By contrast, the plaintiff in Indergit v. Rite Aid Corp., Nos. 08 Civ. 9361(PGG), 08 Civ. 11364 (PGG), 2010 WL 1327242 (S.D.N.Y. March 31, 2010), was able to fend off summary judgment. As in Phillips, plaintiff sued for overtime pay under the FLSA, and defendant moved for summary judgment on the ground that plaintiff was exempt as an executive employee. There was no dispute that plaintiff met the $455 per week threshold; rather, the dispute was whether plaintiff’s “primary duty” involved management of an enterprise.
While defendant did show that plaintiff engaged in some types of managerial duties, it failed to show that these duties were more important than his non-exempt work, which also took a significant portion of his time. The court noted that, “The critical inquiry is ‘the relative importance of an employee’s exempt duties as compared with other types of duties.’” The fact that plaintiff had testified at a deposition that he was “’in charge’ and “the ‘highest-ranked’ employee at his store” was not dispositive of the question of whether his primary duties involved management. For this reason, the court denied defendant’s motion for summary judgment.
Employers cannot assume that well-compensated employees who they call “managers” or “supervisors” will meet the requirements for the executive exemption to the FLSA’s overtime requirement. Rather, employers must consider, among other factors, whether the employee’s managerial responsibilities predominate over non-exempt work in time and importance; the extent to which the employee directs the work of other employees; and the extent to which an employee has input into hiring, firing and compensation decisions. Because these issues can be particularly nuanced in restaurant and retail settings, where workers frequently move between non-exempt and exempt functions, employers in these industries should be especially cautious in assuming that their employees meet the “executive” exemption and thus need not be paid overtime.•

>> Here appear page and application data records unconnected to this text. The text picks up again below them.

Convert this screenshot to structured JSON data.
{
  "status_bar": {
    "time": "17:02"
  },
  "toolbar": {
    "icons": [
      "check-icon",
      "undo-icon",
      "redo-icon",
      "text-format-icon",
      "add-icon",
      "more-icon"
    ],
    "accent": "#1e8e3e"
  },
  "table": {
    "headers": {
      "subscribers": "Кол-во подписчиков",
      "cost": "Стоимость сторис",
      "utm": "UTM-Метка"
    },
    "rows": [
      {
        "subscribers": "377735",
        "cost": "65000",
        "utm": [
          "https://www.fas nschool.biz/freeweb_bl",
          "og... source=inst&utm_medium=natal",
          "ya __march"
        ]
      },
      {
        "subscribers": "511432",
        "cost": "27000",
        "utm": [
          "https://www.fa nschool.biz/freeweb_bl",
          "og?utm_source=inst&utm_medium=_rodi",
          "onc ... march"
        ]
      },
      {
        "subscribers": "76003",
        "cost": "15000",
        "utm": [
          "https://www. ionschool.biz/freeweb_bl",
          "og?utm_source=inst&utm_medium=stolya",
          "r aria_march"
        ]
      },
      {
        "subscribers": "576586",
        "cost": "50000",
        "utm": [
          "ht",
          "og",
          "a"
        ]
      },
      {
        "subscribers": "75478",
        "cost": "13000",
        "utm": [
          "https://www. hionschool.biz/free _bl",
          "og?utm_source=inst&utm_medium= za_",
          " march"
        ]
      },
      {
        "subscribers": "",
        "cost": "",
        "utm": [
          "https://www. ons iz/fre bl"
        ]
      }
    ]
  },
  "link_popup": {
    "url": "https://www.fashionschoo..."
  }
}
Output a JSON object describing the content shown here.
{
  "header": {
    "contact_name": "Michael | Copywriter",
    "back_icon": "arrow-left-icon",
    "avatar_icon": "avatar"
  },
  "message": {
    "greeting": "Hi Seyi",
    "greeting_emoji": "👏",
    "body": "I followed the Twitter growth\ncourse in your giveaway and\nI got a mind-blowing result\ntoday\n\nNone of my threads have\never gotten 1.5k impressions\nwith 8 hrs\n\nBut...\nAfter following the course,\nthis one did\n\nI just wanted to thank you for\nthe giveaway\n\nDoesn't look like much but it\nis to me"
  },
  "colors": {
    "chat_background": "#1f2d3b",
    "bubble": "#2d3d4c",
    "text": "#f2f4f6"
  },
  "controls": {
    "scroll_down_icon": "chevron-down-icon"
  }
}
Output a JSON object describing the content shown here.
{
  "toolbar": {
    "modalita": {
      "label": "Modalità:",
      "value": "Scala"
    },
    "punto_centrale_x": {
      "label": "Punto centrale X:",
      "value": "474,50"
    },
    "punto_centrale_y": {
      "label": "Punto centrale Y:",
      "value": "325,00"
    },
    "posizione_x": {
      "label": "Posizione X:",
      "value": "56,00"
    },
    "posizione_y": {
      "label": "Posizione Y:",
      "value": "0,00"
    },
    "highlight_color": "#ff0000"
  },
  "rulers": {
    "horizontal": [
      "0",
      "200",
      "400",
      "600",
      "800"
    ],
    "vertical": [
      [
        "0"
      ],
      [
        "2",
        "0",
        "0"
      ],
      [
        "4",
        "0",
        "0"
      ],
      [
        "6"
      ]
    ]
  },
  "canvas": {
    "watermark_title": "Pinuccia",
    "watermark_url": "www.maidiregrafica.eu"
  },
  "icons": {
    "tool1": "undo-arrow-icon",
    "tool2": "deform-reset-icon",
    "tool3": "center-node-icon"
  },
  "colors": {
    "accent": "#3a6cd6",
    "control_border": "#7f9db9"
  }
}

• Neal Bowling is senior counsel at Lewis Wagner LLP in Indianapolis. Opinions expressed are those of the author.